■ Task statement: Please report each line in the material below that includes "label".

■ Data for the task:
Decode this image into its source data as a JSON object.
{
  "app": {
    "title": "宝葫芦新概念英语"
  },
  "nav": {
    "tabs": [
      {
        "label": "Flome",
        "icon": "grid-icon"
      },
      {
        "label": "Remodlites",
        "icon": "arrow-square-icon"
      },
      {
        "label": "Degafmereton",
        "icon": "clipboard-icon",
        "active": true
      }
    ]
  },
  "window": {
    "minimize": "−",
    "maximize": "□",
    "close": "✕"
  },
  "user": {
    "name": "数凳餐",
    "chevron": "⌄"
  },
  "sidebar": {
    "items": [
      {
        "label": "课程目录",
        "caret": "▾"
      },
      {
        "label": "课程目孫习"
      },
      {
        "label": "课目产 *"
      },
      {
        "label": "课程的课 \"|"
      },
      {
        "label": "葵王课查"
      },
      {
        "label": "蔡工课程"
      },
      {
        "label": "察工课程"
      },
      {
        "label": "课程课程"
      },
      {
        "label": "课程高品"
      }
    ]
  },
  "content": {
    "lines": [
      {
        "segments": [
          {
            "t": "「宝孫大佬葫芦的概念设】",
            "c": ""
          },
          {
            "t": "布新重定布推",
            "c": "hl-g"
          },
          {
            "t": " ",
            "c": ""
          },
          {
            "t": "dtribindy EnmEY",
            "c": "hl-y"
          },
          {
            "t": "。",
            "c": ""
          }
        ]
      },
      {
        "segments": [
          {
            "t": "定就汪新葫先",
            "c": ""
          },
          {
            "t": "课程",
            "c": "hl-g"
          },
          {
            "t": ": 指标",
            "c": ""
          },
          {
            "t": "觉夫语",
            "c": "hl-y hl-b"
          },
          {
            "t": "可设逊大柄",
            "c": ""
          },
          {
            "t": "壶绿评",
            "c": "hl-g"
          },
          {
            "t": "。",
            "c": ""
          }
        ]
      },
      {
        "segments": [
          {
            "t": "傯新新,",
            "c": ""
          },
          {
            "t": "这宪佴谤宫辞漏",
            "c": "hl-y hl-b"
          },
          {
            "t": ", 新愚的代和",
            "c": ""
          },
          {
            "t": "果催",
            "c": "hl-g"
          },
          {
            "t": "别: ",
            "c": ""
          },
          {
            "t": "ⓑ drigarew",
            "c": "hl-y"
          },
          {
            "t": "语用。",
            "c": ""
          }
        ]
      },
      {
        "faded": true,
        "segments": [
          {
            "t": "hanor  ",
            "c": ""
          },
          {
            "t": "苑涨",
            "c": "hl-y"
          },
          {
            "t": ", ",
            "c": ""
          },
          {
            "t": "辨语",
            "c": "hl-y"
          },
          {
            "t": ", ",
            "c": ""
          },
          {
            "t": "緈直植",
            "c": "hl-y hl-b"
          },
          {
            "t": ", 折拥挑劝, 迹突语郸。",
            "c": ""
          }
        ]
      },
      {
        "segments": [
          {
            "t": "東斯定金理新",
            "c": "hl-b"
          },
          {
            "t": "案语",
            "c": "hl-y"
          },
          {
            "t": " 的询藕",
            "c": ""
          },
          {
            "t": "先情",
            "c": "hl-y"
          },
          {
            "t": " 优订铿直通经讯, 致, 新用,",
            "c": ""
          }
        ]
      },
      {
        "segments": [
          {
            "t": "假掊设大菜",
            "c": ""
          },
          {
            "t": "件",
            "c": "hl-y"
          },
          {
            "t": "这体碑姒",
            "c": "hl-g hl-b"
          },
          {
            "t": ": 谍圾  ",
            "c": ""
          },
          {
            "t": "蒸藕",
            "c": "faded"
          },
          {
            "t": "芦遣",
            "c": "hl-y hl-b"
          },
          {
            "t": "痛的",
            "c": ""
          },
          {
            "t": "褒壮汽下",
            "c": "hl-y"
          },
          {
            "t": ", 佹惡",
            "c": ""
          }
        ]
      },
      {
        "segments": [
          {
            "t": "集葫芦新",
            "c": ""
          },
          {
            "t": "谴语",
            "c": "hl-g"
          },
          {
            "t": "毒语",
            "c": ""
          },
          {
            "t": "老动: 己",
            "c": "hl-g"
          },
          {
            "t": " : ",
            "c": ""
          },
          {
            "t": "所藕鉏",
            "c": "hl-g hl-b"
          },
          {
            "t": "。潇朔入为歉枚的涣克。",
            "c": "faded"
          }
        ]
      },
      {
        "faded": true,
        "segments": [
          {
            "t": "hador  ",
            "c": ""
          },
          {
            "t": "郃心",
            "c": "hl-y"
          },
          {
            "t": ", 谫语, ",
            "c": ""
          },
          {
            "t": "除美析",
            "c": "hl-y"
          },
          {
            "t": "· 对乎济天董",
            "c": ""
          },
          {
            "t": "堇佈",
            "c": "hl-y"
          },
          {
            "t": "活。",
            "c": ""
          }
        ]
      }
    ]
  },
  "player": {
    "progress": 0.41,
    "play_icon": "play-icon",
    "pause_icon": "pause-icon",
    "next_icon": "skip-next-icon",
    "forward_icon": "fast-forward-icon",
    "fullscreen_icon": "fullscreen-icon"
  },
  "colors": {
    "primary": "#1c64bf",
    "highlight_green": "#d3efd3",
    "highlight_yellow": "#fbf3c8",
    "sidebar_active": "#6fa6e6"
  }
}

■ Solution for this task:
        "label": "Flome",
        "label": "Remodlites",
        "label": "Degafmereton",
        "label": "课程目录",
        "label": "课程目孫习"
        "label": "课目产 *"
        "label": "课程的课 \"|"
        "label": "葵王课查"
        "label": "蔡工课程"
        "label": "察工课程"
        "label": "课程课程"
        "label": "课程高品"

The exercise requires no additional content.